According to Stephens, the radical free-market policies prescribed to Chilean dictator Augusto Pinochet by Milton Friedman and his infamous "Chicago Boys" are the reason Chile is a prosperous nation with "some of the world's strictest building codes."
There is one rather large problem with this theory: Chile's modern seismic building code, drafted to resist earthquakes, was adopted in 1972. That year is enormously significant because it was one year before Pinochet seized power in a bloody US-backed coup. That means that if one person deserves credit for the law, it is not Friedman, or Pinochet, but Salvador Allende, Chile's democratically elected socialist president. (In truth many Chileans deserve credit, since the laws were a response to a history of quakes, and the first law was adopted in the 1930s).
It does seem significant, however, that the law was enacted even in the midst of a crippling economic embargo ("make the economy scream" Richard Nixon famously growled after Allende won the 1970 elections). The code was later updated in the 90s, well after Pinochet and the Chicago Boys were finally out of power and democracy was restored.
Little wonder: as Paul Krugman points out, Friedman was ambivalent about building codes, seeing them as yet another infringement on capitalist freedom.
As for the argument that Friedmanite policies are the reason Chileans live in "houses of brick" instead of "straw", it's clear that Stephens knows nothing of pre-coup Chile. The Chile of the 1960s had the best health and education systems on the continent, as well as a vibrant industrial sector and a rapidly expanding middle class. Chileans believed in their state, which is why they elected Allende to take the project even further.

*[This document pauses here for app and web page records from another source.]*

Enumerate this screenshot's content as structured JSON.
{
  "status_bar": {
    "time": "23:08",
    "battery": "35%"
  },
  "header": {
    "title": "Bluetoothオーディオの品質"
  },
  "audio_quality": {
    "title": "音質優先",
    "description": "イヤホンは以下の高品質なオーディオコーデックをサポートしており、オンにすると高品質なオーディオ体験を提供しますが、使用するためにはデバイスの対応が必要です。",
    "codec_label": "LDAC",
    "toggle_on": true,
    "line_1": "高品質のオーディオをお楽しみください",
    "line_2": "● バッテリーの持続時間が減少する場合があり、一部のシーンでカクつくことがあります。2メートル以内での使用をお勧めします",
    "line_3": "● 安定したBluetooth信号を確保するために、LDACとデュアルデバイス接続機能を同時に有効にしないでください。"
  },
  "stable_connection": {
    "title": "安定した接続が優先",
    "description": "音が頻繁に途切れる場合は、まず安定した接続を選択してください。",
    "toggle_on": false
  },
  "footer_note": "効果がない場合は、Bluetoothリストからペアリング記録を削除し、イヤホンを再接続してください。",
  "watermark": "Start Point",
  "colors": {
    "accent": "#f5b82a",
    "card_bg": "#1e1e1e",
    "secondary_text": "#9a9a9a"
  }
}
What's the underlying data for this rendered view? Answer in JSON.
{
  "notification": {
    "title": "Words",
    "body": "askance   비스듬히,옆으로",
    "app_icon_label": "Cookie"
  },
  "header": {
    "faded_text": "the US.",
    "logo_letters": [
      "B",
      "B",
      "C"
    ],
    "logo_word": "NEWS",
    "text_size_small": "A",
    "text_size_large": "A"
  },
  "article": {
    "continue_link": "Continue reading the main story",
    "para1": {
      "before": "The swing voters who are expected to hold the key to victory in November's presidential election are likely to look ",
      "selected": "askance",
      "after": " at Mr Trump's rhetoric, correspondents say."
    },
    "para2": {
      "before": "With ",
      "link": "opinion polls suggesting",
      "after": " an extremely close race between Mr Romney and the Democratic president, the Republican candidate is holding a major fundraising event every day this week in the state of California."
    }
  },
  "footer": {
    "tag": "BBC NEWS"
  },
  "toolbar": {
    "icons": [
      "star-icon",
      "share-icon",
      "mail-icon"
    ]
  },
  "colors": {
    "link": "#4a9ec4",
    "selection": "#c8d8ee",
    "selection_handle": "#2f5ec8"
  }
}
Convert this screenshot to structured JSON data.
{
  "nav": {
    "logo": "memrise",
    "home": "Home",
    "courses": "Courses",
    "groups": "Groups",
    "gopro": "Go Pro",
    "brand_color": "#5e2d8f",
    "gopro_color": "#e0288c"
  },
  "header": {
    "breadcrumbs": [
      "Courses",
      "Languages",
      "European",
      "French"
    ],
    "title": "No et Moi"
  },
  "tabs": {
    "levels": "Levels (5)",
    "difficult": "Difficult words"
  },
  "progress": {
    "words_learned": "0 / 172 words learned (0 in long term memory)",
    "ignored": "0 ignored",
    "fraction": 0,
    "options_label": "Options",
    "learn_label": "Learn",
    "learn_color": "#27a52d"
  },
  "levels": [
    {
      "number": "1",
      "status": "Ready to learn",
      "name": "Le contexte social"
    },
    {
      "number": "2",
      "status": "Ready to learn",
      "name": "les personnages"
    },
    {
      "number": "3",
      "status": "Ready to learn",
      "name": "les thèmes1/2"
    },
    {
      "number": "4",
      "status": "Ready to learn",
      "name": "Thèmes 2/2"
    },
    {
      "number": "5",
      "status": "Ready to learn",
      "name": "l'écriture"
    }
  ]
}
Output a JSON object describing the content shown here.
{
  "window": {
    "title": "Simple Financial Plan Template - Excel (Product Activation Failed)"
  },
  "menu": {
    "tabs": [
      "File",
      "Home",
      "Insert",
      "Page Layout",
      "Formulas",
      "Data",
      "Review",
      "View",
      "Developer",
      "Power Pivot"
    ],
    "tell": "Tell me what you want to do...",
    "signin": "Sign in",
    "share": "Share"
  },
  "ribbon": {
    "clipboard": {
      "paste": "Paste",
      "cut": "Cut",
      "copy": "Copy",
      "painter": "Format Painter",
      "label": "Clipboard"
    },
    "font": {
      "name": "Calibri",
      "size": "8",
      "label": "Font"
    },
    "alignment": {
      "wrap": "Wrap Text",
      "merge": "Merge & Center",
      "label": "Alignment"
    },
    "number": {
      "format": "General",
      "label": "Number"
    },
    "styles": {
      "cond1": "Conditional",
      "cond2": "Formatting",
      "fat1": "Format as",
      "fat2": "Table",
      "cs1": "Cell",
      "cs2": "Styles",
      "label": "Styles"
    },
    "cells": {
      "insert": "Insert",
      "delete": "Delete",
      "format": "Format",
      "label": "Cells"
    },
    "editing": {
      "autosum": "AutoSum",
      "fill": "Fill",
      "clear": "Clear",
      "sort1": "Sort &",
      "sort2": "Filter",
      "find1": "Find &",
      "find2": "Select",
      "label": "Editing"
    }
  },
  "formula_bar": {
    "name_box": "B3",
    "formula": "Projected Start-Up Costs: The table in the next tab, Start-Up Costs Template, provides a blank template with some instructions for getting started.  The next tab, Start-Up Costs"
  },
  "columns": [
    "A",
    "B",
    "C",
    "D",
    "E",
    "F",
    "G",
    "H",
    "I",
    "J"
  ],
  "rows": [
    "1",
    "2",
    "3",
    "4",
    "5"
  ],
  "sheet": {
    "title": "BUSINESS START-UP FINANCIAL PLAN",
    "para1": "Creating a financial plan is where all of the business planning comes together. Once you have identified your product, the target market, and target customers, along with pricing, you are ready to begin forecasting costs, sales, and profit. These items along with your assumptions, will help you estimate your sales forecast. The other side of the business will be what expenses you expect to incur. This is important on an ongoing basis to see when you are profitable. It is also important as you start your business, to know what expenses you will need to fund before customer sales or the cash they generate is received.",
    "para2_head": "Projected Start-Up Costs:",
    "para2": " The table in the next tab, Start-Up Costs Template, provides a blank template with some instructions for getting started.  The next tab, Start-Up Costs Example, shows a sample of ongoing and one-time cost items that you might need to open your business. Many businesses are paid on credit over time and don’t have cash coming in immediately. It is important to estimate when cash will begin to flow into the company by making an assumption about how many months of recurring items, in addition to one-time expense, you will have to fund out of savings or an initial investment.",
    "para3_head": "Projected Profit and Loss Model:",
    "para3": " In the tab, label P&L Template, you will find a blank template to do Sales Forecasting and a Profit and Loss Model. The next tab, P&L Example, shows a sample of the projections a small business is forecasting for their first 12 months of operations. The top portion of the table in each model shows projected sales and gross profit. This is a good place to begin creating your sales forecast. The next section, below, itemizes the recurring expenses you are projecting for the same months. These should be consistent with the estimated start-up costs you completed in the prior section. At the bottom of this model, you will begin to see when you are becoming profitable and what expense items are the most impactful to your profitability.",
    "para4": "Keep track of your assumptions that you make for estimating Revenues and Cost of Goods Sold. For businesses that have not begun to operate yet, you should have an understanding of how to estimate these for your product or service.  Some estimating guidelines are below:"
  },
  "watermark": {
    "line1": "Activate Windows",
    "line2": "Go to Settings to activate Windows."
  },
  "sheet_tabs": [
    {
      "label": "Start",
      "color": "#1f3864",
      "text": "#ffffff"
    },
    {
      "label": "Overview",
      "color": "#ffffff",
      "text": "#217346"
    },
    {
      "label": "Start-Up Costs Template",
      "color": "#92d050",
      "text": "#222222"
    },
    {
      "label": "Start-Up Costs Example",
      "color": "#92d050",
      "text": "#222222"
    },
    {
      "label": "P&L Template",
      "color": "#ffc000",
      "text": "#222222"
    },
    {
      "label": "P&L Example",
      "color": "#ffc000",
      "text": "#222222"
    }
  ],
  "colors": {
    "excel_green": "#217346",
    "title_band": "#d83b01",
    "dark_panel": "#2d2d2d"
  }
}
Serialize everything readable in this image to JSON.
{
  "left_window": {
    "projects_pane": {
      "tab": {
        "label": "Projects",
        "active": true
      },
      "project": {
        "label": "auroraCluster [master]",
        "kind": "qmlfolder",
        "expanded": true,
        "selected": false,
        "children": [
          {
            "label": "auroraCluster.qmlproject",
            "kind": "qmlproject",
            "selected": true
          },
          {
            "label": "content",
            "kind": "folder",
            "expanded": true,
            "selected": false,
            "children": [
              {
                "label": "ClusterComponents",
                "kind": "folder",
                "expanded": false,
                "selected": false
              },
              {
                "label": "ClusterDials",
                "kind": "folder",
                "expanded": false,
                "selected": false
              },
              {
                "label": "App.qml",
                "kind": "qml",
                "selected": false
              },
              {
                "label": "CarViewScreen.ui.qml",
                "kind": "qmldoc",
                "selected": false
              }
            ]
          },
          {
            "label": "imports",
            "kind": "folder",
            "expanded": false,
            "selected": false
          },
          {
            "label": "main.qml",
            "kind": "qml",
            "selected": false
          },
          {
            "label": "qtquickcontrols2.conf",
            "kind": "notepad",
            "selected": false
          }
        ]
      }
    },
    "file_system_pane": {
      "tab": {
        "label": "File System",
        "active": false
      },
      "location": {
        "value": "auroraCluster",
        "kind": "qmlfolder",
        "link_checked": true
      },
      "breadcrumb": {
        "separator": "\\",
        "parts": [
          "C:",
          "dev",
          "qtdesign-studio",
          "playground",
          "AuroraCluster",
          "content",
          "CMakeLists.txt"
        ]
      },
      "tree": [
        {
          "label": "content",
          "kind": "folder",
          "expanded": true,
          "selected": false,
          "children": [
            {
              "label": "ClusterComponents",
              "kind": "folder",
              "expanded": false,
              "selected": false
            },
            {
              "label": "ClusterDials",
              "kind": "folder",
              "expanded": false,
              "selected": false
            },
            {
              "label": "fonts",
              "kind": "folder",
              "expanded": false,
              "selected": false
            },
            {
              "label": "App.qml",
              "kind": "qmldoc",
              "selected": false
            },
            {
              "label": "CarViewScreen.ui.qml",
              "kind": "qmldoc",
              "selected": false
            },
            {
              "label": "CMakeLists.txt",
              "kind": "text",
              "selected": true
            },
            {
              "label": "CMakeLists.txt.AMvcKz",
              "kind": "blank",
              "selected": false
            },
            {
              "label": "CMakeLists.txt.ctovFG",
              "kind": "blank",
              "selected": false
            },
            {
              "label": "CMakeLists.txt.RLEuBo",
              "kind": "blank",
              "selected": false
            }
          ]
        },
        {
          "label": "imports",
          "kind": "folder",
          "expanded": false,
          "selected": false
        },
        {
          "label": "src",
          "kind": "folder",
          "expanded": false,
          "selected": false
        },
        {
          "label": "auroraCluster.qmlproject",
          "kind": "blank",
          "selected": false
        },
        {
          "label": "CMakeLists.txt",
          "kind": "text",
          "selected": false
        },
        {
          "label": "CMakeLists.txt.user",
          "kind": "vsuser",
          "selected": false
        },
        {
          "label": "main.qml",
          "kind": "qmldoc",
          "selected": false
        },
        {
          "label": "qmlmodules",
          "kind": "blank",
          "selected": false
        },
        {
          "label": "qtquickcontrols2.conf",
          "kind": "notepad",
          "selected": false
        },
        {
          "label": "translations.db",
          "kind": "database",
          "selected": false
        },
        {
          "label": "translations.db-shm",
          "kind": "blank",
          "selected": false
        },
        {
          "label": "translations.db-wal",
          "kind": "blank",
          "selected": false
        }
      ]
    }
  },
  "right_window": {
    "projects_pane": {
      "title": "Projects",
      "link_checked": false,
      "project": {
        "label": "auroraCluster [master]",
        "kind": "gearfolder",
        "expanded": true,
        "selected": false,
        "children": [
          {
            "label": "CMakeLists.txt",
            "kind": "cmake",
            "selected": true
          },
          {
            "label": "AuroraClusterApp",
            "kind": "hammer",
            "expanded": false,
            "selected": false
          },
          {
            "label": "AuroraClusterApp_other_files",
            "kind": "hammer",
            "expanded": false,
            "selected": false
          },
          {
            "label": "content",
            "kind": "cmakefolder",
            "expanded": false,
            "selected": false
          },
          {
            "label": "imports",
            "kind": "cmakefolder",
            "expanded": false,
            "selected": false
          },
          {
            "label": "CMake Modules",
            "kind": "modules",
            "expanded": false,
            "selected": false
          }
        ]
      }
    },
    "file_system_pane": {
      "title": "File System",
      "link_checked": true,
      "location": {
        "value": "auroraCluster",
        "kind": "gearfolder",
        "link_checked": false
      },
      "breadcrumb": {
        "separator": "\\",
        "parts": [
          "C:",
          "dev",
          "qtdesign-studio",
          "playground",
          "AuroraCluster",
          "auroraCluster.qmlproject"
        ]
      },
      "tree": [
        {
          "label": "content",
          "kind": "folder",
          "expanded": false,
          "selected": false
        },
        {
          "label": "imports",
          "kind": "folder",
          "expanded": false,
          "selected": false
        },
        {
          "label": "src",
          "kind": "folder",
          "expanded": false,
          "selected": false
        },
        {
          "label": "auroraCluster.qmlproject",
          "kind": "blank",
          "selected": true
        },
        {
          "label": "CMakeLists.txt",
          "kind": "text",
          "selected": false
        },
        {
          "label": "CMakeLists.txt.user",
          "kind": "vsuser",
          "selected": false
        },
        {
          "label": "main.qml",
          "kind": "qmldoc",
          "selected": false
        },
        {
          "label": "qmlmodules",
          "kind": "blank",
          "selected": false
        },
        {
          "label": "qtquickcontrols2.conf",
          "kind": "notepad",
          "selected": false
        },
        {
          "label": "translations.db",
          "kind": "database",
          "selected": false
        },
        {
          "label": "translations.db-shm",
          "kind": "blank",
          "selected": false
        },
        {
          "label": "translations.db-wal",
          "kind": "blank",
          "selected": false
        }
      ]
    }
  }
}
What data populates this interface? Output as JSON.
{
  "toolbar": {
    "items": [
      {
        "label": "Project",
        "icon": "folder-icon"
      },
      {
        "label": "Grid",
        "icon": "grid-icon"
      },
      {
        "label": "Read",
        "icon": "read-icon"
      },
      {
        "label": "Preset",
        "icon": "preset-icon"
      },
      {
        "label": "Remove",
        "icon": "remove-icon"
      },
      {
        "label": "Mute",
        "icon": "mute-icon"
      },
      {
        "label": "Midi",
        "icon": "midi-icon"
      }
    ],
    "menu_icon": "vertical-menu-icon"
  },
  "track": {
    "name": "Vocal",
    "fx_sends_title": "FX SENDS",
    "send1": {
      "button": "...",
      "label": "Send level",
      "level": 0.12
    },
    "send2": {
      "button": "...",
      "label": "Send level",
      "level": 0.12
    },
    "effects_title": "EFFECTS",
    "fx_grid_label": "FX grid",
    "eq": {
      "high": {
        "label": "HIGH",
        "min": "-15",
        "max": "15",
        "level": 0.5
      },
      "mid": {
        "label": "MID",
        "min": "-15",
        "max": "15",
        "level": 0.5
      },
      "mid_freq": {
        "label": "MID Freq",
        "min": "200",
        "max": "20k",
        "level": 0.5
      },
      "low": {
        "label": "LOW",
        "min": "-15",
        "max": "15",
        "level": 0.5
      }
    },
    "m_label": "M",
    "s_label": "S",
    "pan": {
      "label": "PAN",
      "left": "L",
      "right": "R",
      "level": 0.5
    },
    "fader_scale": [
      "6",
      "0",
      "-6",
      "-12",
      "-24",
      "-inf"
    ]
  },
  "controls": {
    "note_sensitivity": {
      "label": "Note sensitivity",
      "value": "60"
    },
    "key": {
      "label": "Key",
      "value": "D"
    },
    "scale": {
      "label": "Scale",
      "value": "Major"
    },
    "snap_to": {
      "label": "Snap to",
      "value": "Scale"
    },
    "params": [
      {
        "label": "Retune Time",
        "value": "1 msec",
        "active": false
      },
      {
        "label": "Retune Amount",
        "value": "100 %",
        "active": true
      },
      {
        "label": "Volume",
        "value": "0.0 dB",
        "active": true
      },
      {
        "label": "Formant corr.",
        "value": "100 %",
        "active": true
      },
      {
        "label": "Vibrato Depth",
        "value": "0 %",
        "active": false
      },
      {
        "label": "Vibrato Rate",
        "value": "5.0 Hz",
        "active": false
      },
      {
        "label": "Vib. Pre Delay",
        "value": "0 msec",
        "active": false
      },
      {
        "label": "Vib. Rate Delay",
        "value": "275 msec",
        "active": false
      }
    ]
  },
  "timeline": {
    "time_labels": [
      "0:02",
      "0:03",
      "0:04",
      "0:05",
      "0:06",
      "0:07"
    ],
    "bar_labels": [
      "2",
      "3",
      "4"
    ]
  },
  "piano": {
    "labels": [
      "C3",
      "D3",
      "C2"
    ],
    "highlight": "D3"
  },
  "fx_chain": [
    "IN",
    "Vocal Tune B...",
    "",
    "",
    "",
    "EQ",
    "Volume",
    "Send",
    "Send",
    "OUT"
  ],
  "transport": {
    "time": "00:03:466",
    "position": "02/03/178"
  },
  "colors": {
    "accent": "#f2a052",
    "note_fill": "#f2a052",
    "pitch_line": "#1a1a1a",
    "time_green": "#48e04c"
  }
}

After the coup and the death of Allende, Pinochet and his Chicago Boys did their best to dismantle Chile's public sphere, auctioning off state enterprises and slashing financial and trade regulations. Enormous wealth was created in this period but at a terrible cost: by the early 80s, Pinochet's Friedman-prescribed policies had caused rapid de-industrialisation, a tenfold increase in unemployment and an explosion of distinctly unstable shantytowns. They also led to a crisis of corruption and debt so severe that, in 1982, Pinochet was forced to fire his key Chicago Boy advisers and nationalise several of the large deregulated financial institutions. (Sound familiar?)
Fortunately, the Chicago Boys did not manage to undo everything Allende accomplished. The national copper company, Codelco, remained in state hands, pumping wealth into public coffers and preventing the Chicago Boys from tanking Chile's economy completely. They also never got around to trashing Allende's tough building code, an ideological oversight for which we should all be grateful.
Thanks to CEPR for tracking down the origins of Chile's building code.